The husband-and-wife duo at the core of Over The Rhine, Karin Bergquist and Linford Detweiler, were recently ranked at number 74 in Paste Magazine’s list of the world’s 100 greatest songwriters. Now, it’s hard to judge the fairness of this ranking on past performances, having never heard a note of Over The Rhine’s music before, but on the basis of this tenth studio album, we can only presume that the entire world has gone completely insane.

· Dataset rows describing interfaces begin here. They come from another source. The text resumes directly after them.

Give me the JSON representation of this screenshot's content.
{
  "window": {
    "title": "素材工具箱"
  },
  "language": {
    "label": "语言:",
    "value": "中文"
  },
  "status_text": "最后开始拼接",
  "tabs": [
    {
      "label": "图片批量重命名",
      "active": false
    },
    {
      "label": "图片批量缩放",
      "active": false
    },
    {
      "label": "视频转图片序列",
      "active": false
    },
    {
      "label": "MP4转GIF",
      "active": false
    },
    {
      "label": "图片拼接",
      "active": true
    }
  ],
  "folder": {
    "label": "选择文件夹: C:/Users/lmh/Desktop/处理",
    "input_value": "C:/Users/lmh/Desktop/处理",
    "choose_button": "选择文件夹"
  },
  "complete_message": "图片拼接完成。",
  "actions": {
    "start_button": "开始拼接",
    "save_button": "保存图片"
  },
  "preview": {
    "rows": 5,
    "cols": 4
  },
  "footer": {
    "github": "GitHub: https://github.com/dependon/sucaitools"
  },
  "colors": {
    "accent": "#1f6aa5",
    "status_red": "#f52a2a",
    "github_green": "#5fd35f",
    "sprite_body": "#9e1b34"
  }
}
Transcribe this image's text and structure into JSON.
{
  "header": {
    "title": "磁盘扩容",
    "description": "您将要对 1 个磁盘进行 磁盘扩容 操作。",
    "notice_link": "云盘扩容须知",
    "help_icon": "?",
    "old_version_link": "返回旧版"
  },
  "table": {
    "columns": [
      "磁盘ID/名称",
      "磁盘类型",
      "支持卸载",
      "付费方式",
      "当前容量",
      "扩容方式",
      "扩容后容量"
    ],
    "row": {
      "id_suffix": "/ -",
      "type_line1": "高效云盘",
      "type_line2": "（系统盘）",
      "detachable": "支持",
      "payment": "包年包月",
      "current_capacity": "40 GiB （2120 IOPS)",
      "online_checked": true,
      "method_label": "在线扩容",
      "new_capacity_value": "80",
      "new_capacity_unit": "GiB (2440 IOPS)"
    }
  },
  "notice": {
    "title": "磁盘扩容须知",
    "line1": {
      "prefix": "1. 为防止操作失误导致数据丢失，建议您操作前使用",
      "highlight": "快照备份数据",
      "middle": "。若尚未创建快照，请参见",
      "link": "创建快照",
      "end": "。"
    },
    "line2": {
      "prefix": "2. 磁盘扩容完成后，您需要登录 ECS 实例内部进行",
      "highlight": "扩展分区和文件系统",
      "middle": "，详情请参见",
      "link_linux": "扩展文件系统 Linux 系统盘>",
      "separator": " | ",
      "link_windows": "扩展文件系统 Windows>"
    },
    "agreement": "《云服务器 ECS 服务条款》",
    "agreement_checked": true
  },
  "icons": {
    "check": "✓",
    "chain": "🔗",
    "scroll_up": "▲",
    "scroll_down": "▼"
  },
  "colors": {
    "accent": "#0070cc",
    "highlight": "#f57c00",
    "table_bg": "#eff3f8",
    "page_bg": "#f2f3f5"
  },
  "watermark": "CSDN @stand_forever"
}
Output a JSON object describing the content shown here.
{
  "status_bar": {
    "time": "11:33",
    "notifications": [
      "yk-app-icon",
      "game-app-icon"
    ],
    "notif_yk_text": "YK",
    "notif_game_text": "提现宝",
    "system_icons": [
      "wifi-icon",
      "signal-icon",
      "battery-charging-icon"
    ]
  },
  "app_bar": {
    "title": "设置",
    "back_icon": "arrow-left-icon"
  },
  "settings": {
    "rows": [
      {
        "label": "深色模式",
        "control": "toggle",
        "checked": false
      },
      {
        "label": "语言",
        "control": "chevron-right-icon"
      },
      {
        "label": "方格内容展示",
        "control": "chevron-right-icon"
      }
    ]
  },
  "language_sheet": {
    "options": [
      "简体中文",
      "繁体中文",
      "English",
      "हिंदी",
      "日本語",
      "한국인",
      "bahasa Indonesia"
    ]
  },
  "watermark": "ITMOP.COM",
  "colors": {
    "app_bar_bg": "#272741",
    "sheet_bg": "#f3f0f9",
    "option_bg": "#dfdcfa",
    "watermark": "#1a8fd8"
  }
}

While Over The Rhine’s blend of jazz, blues and country can make for an interesting backdrop, mainly in this album’s latter stages, Bergquist has a truly soulless vocal that refuses to carry some of the most horrific lyrics of the year. She can’t cover up the vacuum of meaning, no matter how much she warbles. “I don’t want to waste your time with music you don’t need” is the first thing we hear from her, and she repeats it over and over, failing to take her own advice. The middle-of-the-road piano patterns behind her are tawdry, trite and repetitive, the kind of drivel wheeled out on TV talent shows as an example of excellent song craft; the kind of drivel that only OAPs might find exciting.
Her real downfall is this hanging onto lines that she clearly deems clever and witty. On ‘Trouble’, a song which would have slotted perfectly into one of those god-awful bar scenes, she wobbles time and time again through the line: “If you came to make trouble / Make me a double honey / I think it’s good.” Same story in ‘I’m On A Roll’, where she cranks up the country vocal shamelessly, while on ‘Nothing Is Innocent’, which houses the whopper of a line “All the king’s men / Will serve scrambled eggs again”, she aims for the middle ground between Norah Jones and Amy Winehouse, offering neither the delicacy of the former nor the intrigue and power of the latter.
Some of the song structures in this album’s second half are a touch more ambitious, especially on ‘Desperate For Love’, which allows a morsel of Gallic charm to take root when Bergquist steps away from the microphone. Then ‘Don’t Wait For Tom’ clatters into life, Detweiler starts growling out a vocal, and Over The Rhine are tipping their collective hat to Tom Waits rather impressively.
But these are like stale iced gems in this grand pile of dung. The Trumpet Child, you see, is a soul-sapping smudge of a record that has no palpable artistic worth.
2Mike Haydock's Score